WORK REQUEST: Check each line of the records below and collect those holding "JSON".

DATA IN THIS EXERCISE:
'''

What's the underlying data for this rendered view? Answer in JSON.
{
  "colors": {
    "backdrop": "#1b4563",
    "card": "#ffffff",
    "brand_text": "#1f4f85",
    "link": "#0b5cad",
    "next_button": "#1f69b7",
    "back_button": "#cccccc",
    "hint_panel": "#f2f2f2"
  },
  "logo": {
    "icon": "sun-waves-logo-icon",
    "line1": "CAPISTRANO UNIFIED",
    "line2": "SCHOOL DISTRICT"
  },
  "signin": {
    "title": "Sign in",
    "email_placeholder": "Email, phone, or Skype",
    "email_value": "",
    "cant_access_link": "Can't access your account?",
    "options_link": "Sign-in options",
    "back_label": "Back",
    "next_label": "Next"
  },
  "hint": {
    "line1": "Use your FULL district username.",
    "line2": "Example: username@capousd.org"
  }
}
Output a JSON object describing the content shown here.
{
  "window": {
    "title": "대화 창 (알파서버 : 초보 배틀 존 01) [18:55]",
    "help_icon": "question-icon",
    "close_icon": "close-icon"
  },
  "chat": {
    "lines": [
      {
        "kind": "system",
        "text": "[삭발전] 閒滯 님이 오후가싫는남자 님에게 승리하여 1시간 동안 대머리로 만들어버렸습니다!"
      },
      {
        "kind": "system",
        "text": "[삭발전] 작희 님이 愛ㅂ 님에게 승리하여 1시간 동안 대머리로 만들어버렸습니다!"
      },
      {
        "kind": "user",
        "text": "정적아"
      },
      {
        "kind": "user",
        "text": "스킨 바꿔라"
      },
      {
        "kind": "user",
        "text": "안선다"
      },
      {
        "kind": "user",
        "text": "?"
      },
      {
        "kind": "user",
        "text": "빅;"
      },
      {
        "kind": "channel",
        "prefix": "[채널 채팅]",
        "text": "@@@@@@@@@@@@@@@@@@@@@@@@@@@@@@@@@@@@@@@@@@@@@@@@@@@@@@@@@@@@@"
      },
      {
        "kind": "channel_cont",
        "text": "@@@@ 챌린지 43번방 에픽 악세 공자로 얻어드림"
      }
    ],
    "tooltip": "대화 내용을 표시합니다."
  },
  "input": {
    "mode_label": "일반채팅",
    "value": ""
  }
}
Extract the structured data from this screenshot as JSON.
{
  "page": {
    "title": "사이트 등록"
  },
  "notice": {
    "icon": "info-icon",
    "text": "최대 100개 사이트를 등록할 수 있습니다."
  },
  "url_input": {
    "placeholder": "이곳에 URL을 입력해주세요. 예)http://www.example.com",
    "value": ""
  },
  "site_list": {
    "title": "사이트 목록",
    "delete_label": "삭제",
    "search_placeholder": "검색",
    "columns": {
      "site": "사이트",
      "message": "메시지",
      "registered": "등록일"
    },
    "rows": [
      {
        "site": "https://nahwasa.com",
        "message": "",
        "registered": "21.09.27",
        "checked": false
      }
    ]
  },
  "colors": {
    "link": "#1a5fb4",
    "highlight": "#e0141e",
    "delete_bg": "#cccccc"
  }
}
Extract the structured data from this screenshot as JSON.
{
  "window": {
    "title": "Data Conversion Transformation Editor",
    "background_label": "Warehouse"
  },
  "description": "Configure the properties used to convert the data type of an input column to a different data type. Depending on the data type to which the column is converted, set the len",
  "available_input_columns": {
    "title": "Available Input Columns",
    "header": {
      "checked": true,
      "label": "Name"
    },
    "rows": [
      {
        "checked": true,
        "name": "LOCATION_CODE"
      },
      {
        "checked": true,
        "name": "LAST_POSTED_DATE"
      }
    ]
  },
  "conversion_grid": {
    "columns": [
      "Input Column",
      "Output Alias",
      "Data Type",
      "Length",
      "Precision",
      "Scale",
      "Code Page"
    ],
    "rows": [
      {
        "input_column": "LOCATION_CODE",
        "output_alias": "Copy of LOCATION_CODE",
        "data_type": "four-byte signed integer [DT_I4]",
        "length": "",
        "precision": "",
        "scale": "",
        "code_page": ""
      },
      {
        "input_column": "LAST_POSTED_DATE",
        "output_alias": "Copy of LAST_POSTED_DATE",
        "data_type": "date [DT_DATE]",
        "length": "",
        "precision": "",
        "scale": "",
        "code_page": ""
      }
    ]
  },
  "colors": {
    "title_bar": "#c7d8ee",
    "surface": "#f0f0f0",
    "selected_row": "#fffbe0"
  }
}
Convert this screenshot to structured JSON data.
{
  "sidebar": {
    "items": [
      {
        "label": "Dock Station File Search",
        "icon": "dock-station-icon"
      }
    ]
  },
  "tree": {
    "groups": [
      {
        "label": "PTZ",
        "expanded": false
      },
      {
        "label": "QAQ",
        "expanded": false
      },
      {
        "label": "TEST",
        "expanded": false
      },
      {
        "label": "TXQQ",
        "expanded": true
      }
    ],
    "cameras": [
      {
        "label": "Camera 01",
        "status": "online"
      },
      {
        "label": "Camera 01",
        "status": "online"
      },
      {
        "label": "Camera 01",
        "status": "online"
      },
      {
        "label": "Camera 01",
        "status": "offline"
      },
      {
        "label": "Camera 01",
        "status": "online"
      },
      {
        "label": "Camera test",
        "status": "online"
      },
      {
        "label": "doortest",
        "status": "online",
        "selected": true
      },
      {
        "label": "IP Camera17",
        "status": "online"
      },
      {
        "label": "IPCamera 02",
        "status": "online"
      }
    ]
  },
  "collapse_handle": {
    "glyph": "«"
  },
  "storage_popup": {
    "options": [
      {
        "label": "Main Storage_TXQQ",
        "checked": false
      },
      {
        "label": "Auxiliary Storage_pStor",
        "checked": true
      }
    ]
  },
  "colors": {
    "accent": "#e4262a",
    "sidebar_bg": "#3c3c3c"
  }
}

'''

RESPONSE BOX:
What's the underlying data for this rendered view? Answer in JSON.
Output a JSON object describing the content shown here.
Extract the structured data from this screenshot as JSON.
Extract the structured data from this screenshot as JSON.
Convert this screenshot to structured JSON data.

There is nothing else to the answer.